As a woman working in both restaurants and food media, I have been disappointed more times than not by the ways in which major publications fail to address the exploitation and core systematic inequalities that are inherent to the industry. To turn down these stories is to remain willfully ignorant and complicit in a system that dehumanizes the people within it.

I have been guilty of remaining a passive participant, reacting to mistreatment with timid smiles and nervous laughter. I have seen inappropriate interactions that were easy to dismiss as “not sexual harassment,” and therefore easy to dismiss altogether. Anyone who works in a restaurant can say the same, even though it was never okay. I want other women, women like me, to see that they don’t need to brush anything off, no matter how small. It’s time to stop being complicit.

As more dining establishments reopen and adapt to the changing landscape forged by COVID-19, now is the time for food writers and reporters to do better. Men in all areas of the industry need to understand the fundamentally imbalanced and privileged position they are in, as well as how difficult it is for women to come forward and speak about sexism in any form without feeling vulnerable both personally and professionally. Despite increasing diversity, male-dominated restaurant spaces also remain unsafe and inaccessible to many.

There is a dangerous misconception that inequity has been resolved. While the past few years have certainly seen an increasing presence of women and Black people and LGBTQ+ folks within the industrial-kitchen space, these groups also face steeper obstacles and higher expectations in order to reach the same level as their white male counterparts.

The fact remains that there are glaring, underlying, and universal gender issues in restaurants. I am frustrated by these issues, and by the people who seem uninterested in exposing them.

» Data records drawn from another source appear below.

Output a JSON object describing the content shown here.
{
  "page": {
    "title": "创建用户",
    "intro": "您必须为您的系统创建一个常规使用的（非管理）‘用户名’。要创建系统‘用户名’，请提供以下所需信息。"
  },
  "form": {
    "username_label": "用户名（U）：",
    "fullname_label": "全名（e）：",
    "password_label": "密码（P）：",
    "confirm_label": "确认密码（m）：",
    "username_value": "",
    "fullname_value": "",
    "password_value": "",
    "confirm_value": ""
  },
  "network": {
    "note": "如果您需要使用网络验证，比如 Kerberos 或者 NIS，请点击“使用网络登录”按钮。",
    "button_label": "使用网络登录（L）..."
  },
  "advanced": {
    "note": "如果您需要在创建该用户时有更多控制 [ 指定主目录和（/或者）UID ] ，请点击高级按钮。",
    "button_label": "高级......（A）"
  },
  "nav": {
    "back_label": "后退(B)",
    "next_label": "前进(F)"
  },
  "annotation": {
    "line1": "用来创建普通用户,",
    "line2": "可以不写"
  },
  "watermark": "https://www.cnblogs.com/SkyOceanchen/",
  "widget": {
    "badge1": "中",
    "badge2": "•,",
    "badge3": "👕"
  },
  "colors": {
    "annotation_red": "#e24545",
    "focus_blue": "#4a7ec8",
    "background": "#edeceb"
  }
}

It is time for the people in power to use their positions to move beyond simple compassion and toward true cooperation.

We (Still) Need to Talk About Abuse in Restaurants